> Work instructions: Exactly reproduce each record listed below.
▼▼▼
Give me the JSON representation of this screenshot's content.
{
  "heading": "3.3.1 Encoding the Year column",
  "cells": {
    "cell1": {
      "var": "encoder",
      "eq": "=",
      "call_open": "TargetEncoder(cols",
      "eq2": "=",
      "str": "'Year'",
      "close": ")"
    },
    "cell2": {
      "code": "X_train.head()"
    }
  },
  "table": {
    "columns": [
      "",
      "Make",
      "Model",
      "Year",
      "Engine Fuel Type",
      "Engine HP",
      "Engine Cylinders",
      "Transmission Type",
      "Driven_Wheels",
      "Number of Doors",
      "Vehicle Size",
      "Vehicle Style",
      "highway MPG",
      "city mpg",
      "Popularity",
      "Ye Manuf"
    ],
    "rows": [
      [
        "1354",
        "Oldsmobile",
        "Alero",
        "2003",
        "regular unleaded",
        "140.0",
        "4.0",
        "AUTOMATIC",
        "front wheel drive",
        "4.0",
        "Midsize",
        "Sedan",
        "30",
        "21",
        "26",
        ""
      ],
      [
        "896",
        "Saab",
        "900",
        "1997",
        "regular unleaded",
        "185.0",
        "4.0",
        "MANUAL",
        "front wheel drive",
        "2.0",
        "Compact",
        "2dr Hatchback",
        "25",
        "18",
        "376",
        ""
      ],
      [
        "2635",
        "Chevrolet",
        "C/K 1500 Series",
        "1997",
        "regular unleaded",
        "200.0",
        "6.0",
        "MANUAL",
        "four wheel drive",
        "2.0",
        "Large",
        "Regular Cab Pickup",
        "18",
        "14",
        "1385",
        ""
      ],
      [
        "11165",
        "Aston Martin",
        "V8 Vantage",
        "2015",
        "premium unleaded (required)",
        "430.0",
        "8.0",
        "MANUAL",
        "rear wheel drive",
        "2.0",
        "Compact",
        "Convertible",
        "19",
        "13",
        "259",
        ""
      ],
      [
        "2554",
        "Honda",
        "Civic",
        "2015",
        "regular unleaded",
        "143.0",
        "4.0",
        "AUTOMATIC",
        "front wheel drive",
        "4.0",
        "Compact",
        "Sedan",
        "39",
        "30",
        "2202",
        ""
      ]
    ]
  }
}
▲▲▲
> Response to the task:
Give me the JSON representation of this screenshot's content.
{
  "heading": "3.3.1 Encoding the Year column",
  "cells": {
    "cell1": {
      "var": "encoder",
      "eq": "=",
      "call_open": "TargetEncoder(cols",
      "eq2": "=",
      "str": "'Year'",
      "close": ")"
    },
    "cell2": {
      "code": "X_train.head()"
    }
  },
  "table": {
    "columns": [
      "",
      "Make",
      "Model",
      "Year",
      "Engine Fuel Type",
      "Engine HP",
      "Engine Cylinders",
      "Transmission Type",
      "Driven_Wheels",
      "Number of Doors",
      "Vehicle Size",
      "Vehicle Style",
      "highway MPG",
      "city mpg",
      "Popularity",
      "Ye Manuf"
    ],
    "rows": [
      [
        "1354",
        "Oldsmobile",
        "Alero",
        "2003",
        "regular unleaded",
        "140.0",
        "4.0",
        "AUTOMATIC",
        "front wheel drive",
        "4.0",
        "Midsize",
        "Sedan",
        "30",
        "21",
        "26",
        ""
      ],
      [
        "896",
        "Saab",
        "900",
        "1997",
        "regular unleaded",
        "185.0",
        "4.0",
        "MANUAL",
        "front wheel drive",
        "2.0",
        "Compact",
        "2dr Hatchback",
        "25",
        "18",
        "376",
        ""
      ],
      [
        "2635",
        "Chevrolet",
        "C/K 1500 Series",
        "1997",
        "regular unleaded",
        "200.0",
        "6.0",
        "MANUAL",
        "four wheel drive",
        "2.0",
        "Large",
        "Regular Cab Pickup",
        "18",
        "14",
        "1385",
        ""
      ],
      [
        "11165",
        "Aston Martin",
        "V8 Vantage",
        "2015",
        "premium unleaded (required)",
        "430.0",
        "8.0",
        "MANUAL",
        "rear wheel drive",
        "2.0",
        "Compact",
        "Convertible",
        "19",
        "13",
        "259",
        ""
      ],
      [
        "2554",
        "Honda",
        "Civic",
        "2015",
        "regular unleaded",
        "143.0",
        "4.0",
        "AUTOMATIC",
        "front wheel drive",
        "4.0",
        "Compact",
        "Sedan",
        "39",
        "30",
        "2202",
        ""
      ]
    ]
  }
}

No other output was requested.